The persistently poor results obtained by surgeons in acute intestinal obstruction are in a large measure due to delay in diagnosis. Clinicians have been disposed to place a good deal of reliance on the expulsion of an enema as evidence militating against the presence of mechanical obstruction in the bowel, and there exists a general unwillingness to accept the diagnosis of acute obstruction of the intestine as long as enemas continue to be returned with the expulsion of gas and feces.
In this study an attempt has been made to evaluate the significance of the expulsion of enemas as a criterion of intestinal obstruction.
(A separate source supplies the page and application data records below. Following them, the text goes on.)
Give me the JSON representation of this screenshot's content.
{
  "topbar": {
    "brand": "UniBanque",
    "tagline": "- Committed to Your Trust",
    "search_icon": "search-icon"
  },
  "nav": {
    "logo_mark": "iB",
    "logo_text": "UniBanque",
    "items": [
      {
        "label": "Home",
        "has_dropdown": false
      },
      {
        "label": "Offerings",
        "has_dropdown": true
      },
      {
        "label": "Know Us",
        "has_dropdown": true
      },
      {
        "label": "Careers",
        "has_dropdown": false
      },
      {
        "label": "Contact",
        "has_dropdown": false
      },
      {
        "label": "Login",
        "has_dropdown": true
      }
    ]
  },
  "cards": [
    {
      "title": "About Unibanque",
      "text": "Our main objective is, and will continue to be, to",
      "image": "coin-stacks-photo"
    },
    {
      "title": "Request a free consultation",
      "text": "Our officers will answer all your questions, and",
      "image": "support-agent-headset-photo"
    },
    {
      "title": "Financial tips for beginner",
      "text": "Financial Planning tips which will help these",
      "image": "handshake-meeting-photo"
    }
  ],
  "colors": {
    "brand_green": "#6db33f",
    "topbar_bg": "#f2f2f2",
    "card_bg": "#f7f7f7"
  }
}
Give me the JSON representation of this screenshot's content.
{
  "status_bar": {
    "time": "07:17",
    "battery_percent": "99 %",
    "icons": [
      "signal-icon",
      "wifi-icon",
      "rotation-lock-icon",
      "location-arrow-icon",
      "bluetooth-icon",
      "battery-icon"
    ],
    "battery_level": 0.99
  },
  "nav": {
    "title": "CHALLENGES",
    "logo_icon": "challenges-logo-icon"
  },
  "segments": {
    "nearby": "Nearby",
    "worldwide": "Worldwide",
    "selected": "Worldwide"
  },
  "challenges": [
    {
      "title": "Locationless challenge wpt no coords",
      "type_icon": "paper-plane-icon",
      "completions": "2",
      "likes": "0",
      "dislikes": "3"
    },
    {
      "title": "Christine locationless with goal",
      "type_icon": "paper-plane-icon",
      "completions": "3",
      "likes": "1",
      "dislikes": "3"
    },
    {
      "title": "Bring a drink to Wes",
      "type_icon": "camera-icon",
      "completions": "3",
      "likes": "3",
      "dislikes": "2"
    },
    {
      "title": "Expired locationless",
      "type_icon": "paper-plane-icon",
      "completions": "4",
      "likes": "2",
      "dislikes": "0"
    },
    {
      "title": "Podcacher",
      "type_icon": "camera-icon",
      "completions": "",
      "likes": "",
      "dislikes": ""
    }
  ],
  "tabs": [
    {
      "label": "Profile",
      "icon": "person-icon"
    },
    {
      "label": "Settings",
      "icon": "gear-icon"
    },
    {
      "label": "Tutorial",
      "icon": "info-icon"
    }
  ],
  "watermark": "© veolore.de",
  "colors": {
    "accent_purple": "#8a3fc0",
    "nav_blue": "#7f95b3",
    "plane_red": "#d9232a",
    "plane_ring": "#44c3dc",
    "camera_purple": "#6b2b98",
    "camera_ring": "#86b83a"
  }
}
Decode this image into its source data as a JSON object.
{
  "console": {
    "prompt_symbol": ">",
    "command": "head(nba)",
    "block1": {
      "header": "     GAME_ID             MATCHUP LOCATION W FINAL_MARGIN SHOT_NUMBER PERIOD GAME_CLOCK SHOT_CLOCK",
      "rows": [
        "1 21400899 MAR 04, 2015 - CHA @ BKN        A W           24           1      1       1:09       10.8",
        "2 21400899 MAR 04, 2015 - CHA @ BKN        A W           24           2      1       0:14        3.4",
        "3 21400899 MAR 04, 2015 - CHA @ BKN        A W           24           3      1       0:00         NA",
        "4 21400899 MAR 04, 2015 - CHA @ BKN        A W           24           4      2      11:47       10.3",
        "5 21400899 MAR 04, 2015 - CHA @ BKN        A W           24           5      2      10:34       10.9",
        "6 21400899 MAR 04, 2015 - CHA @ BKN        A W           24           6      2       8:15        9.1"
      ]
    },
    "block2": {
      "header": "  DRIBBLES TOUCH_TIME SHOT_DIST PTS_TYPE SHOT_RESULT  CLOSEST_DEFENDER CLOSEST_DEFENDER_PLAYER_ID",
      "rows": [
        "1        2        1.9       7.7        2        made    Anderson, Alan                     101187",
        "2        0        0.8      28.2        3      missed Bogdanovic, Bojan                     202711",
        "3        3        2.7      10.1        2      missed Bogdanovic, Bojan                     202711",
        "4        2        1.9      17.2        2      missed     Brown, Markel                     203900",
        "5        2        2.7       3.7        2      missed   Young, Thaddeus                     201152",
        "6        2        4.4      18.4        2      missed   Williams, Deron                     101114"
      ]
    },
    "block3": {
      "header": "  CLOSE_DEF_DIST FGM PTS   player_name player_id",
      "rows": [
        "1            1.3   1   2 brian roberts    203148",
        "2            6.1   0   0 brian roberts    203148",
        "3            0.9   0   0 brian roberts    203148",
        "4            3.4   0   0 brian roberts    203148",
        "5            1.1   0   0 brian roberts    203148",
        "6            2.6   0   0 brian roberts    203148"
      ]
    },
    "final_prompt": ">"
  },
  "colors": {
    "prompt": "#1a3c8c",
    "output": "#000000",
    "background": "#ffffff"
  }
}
In a series of nine dogs, obstructions of varying types were established, and Noble's enemas were subsequently administered. In four animals a high jejunal complete obstruction was established by severing the bowel and inverting the proximal end; the distal end was brought up and anchored to